#### ACTIVITY:
Here is a block of records. Copy every one of them exactly.
..............................
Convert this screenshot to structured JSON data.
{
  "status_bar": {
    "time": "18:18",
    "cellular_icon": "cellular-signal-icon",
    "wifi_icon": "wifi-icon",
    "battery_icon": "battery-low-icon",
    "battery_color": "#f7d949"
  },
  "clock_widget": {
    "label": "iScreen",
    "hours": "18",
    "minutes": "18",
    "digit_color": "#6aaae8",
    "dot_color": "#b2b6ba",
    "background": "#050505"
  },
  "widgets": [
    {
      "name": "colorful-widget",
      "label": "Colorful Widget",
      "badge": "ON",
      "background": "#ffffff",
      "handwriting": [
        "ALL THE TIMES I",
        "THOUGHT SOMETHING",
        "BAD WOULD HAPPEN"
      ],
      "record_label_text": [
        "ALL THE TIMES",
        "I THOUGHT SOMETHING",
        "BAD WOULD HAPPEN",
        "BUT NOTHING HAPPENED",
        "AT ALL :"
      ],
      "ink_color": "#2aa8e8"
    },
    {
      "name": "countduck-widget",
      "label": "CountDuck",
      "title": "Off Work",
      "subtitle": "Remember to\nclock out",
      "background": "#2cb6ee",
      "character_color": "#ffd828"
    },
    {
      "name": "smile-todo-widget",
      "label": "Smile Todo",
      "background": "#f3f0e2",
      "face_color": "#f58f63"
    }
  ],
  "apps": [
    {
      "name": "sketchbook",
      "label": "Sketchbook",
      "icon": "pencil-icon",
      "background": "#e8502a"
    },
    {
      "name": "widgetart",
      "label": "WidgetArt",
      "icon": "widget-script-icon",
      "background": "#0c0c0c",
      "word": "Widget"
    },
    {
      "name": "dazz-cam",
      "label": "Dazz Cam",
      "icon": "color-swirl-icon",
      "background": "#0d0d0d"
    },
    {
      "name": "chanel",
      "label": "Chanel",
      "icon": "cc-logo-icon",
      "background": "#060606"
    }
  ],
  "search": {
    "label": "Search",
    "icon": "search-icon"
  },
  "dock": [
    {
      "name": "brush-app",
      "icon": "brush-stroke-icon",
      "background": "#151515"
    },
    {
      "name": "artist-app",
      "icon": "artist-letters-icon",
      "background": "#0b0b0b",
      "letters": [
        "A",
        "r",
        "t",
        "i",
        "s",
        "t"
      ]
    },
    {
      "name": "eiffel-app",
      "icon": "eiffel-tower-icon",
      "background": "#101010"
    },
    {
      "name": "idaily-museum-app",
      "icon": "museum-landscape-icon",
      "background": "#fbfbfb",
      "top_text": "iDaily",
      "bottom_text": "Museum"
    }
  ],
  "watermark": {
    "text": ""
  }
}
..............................
#### WRITTEN REPLY:
Convert this screenshot to structured JSON data.
{
  "status_bar": {
    "time": "18:18",
    "cellular_icon": "cellular-signal-icon",
    "wifi_icon": "wifi-icon",
    "battery_icon": "battery-low-icon",
    "battery_color": "#f7d949"
  },
  "clock_widget": {
    "label": "iScreen",
    "hours": "18",
    "minutes": "18",
    "digit_color": "#6aaae8",
    "dot_color": "#b2b6ba",
    "background": "#050505"
  },
  "widgets": [
    {
      "name": "colorful-widget",
      "label": "Colorful Widget",
      "badge": "ON",
      "background": "#ffffff",
      "handwriting": [
        "ALL THE TIMES I",
        "THOUGHT SOMETHING",
        "BAD WOULD HAPPEN"
      ],
      "record_label_text": [
        "ALL THE TIMES",
        "I THOUGHT SOMETHING",
        "BAD WOULD HAPPEN",
        "BUT NOTHING HAPPENED",
        "AT ALL :"
      ],
      "ink_color": "#2aa8e8"
    },
    {
      "name": "countduck-widget",
      "label": "CountDuck",
      "title": "Off Work",
      "subtitle": "Remember to\nclock out",
      "background": "#2cb6ee",
      "character_color": "#ffd828"
    },
    {
      "name": "smile-todo-widget",
      "label": "Smile Todo",
      "background": "#f3f0e2",
      "face_color": "#f58f63"
    }
  ],
  "apps": [
    {
      "name": "sketchbook",
      "label": "Sketchbook",
      "icon": "pencil-icon",
      "background": "#e8502a"
    },
    {
      "name": "widgetart",
      "label": "WidgetArt",
      "icon": "widget-script-icon",
      "background": "#0c0c0c",
      "word": "Widget"
    },
    {
      "name": "dazz-cam",
      "label": "Dazz Cam",
      "icon": "color-swirl-icon",
      "background": "#0d0d0d"
    },
    {
      "name": "chanel",
      "label": "Chanel",
      "icon": "cc-logo-icon",
      "background": "#060606"
    }
  ],
  "search": {
    "label": "Search",
    "icon": "search-icon"
  },
  "dock": [
    {
      "name": "brush-app",
      "icon": "brush-stroke-icon",
      "background": "#151515"
    },
    {
      "name": "artist-app",
      "icon": "artist-letters-icon",
      "background": "#0b0b0b",
      "letters": [
        "A",
        "r",
        "t",
        "i",
        "s",
        "t"
      ]
    },
    {
      "name": "eiffel-app",
      "icon": "eiffel-tower-icon",
      "background": "#101010"
    },
    {
      "name": "idaily-museum-app",
      "icon": "museum-landscape-icon",
      "background": "#fbfbfb",
      "top_text": "iDaily",
      "bottom_text": "Museum"
    }
  ],
  "watermark": {
    "text": ""
  }
}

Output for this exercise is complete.